It’s not the offseason quite yet, but with the Orioles playing the way they are, no surprise that eyes are turning towards the offseason and the future beyond that. Here’s a little tidbit from FanRag’s Jon Heyman: The Orioles don’t intend to trade Manny Machado this offseason.
For Orioles fans, this news inspires the same sort of reaction that you might get if there was a press conference announcing that a previously unknown asteroid will not obliterate life on Earth in two days time. That would absolutely be a good piece of news to receive, but since you weren’t sitting around worrying about the asteroid, the news that it’s not going to kill you won’t affect your plans for three days from now.
So it is with the idea of the Orioles trading Machado prior to the final season before he becomes a free agent.
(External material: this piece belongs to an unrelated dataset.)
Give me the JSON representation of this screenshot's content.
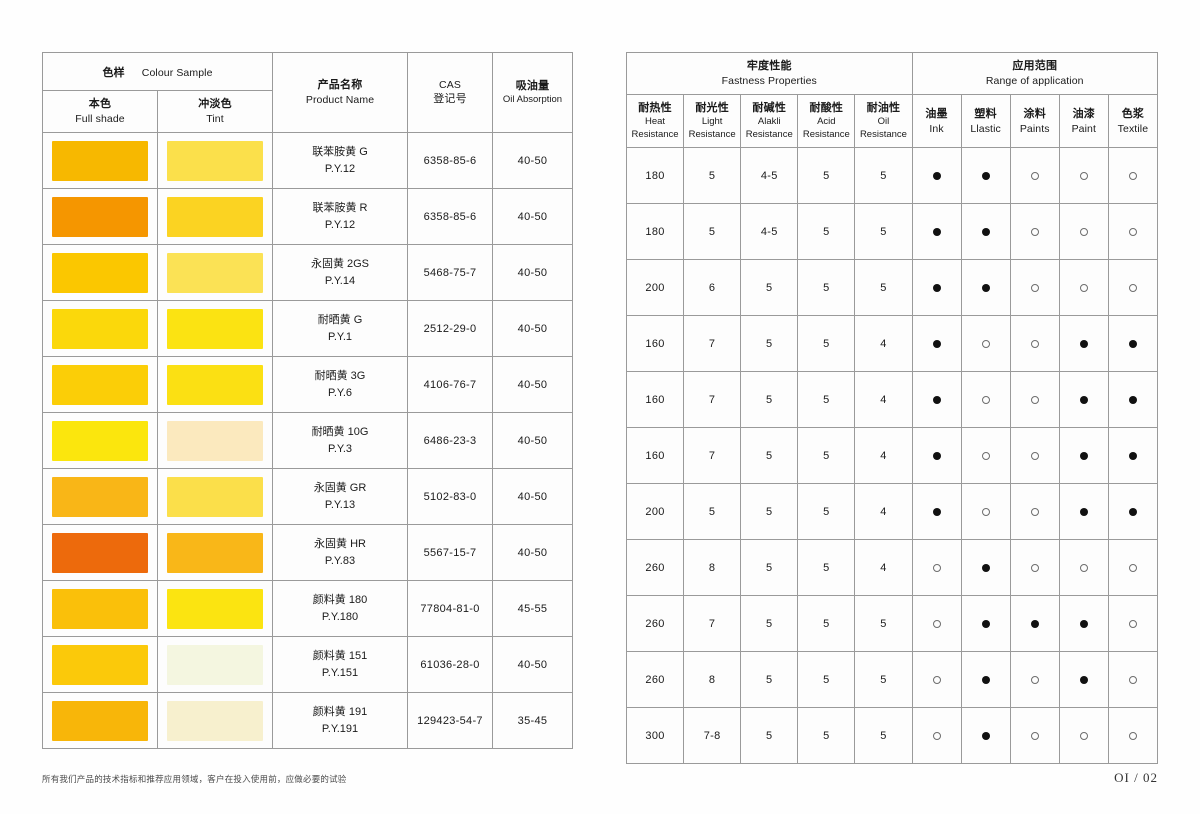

I never believed that the O’s would even consider it, especially after seeing how they approached the trade deadline this July. The Orioles are unwilling to give up on the right now, even when the right now is the worst starting rotation in MLB.
There’s a second part to Heyman’s writing on Machado that is much more panic-inducing. According to Heyman, the Orioles “haven’t yet decided” whether they will make a big effort to extend Machado before he becomes a free agent.
It is absurd that this is even a question that still needs to be answered, but there you have it. Let’s hope that the reluctance is not, as Heyman writes, that owner Peter Angelos hasn’t made the big commitment yet, because if the owner, at this point, still needs to be convinced of Machado’s value, then Orioles fans might as well start counting down the days until Machado is gone.
Angelos comes up a second time when Heyman mentions that during a prior attempt to have a contract extension discussed with Machado. At that time, supposedly, Angelos was “leery of Machado’s history of knee injuries.”
Though it seems like forever ago now, Machado’s 2013 and 2014 seasons were both ended by knee injuries. Some concern over that at the time would be reasonable. Machado then played all 162 games in 2015, 157 games last year, and barring something strange, will top 150 games this season. I will be an unhappy blogger if I hear anything about Angelos worrying about Machado’s knees this offseason.
This paragraph from Heyman doesn’t read like something that was scorched by medical concerns:
The Orioles are said by sources to have come “within $8 million or $9 million” of locking him up a couple years back, though one person familiar with those talks said the offer was for “well below $100 million,” and that person suggested he didn’t believe the sides were especially close to a deal. However, it seems Machado’s side might have made some sort of counteroffer to stay, or at least provided parameters, since sources are suggesting the gap ($8 million to $9 million) existed.
With the Orioles, who ever really knows?
It’s worth noting, though, that a previous time Heyman wrote about this rumored near-extension, he characterized it as a deal that was both “on the cusp of reality” and “all but done.” That was in June of last year when he wrote about a deal discussed some time within Machado’s first two seasons. So, that rumor was already two years old by the time Heyman ever wrote about it.
The above doesn’t sound like something that was ever all but done. Sources stories seem to have changed. Whatever the case, it’s going to cost a whole lot more to do a long deal with Machado now. Although it would be nice if this deal had happened and there was another year or two of Machado on the O’s, the fact would still remain that sooner or later, the O’s would have to pay up in a big way in order to keep Machado around.
The Machado question will be an important thing to figure out this offseason because if there’s not going to be a big Machado contract from the O’s, then the window is 2018 and they must approach next season as if this is the case.
Hopefully, that would involve some better signings and trades than the last couple of years worth of “win now” moves have brought them. Re-signing Chris Davis, Darren O’Day, and Mark Trumbo under the belief that at least they would still be around for the last years before Machado is a free agent hasn’t worked out.
There’s now about a year and six weeks until Machado can officially become a free agent. Hold on to your butts.